## Required action
Search each line below for "title", then return the lines where it appears.

[Website and app data records]
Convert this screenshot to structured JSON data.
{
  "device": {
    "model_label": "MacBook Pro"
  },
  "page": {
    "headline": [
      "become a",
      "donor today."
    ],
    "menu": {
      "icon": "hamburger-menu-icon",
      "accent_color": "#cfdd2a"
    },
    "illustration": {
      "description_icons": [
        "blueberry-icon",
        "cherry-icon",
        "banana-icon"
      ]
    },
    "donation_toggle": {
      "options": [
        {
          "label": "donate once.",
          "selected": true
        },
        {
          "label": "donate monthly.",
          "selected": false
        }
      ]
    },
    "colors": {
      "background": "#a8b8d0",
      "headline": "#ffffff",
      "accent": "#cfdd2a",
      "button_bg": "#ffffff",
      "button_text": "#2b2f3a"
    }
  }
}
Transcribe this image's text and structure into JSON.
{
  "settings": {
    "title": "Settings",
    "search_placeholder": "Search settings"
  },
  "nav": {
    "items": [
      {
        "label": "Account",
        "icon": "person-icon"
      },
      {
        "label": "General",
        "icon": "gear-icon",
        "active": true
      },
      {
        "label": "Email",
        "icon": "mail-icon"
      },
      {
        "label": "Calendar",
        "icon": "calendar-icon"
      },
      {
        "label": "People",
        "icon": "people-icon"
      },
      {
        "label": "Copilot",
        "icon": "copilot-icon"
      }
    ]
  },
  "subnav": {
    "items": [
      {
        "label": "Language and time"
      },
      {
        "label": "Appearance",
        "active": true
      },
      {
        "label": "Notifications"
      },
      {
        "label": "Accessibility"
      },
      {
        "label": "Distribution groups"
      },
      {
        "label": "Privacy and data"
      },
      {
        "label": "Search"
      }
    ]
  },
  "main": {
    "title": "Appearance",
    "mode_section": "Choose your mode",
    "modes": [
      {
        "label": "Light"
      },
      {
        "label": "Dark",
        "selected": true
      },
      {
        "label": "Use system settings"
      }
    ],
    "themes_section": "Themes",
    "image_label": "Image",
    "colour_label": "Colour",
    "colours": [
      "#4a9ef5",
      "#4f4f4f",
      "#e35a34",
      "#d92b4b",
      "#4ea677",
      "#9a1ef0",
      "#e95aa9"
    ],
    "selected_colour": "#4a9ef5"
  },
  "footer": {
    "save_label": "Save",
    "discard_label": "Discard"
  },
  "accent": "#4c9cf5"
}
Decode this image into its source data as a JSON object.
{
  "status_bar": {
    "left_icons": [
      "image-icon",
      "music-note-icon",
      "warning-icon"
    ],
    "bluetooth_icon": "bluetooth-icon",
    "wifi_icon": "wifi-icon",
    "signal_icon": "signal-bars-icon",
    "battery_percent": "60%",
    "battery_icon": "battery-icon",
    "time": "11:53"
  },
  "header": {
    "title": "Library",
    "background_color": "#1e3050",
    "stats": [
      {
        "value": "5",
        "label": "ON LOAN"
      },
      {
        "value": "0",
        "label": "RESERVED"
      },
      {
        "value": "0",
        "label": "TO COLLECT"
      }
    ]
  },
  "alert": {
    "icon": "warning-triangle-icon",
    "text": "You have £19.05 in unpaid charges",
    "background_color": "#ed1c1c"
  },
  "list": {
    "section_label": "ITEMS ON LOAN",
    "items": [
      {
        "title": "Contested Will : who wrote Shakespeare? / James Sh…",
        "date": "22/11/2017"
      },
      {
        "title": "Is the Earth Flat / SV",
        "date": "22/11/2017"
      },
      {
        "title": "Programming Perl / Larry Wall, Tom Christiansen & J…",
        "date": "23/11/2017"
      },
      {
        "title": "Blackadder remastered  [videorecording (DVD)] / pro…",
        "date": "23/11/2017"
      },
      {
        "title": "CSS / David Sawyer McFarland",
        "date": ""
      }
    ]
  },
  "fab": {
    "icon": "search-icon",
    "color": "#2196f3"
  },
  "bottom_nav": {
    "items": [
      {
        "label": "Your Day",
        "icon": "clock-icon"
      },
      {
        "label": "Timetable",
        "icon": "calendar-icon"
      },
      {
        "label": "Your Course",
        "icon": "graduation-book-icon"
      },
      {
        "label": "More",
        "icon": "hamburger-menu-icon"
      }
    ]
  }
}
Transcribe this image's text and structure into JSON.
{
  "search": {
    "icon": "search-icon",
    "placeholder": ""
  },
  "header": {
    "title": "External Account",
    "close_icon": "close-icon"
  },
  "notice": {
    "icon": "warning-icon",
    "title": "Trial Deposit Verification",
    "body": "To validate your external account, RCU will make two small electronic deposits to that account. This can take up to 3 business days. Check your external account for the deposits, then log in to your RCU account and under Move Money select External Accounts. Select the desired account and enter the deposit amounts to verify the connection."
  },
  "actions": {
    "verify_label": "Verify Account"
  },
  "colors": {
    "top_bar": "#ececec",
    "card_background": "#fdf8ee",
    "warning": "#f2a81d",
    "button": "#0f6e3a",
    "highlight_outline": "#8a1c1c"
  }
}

## Answer for this exercise
    "title": "Settings",
    "title": "Appearance",
    "title": "Library",
        "title": "Contested Will : who wrote Shakespeare? / James Sh…",
        "title": "Is the Earth Flat / SV",
        "title": "Programming Perl / Larry Wall, Tom Christiansen & J…",
        "title": "Blackadder remastered  [videorecording (DVD)] / pro…",
        "title": "CSS / David Sawyer McFarland",
    "title": "External Account",
    "title": "Trial Deposit Verification",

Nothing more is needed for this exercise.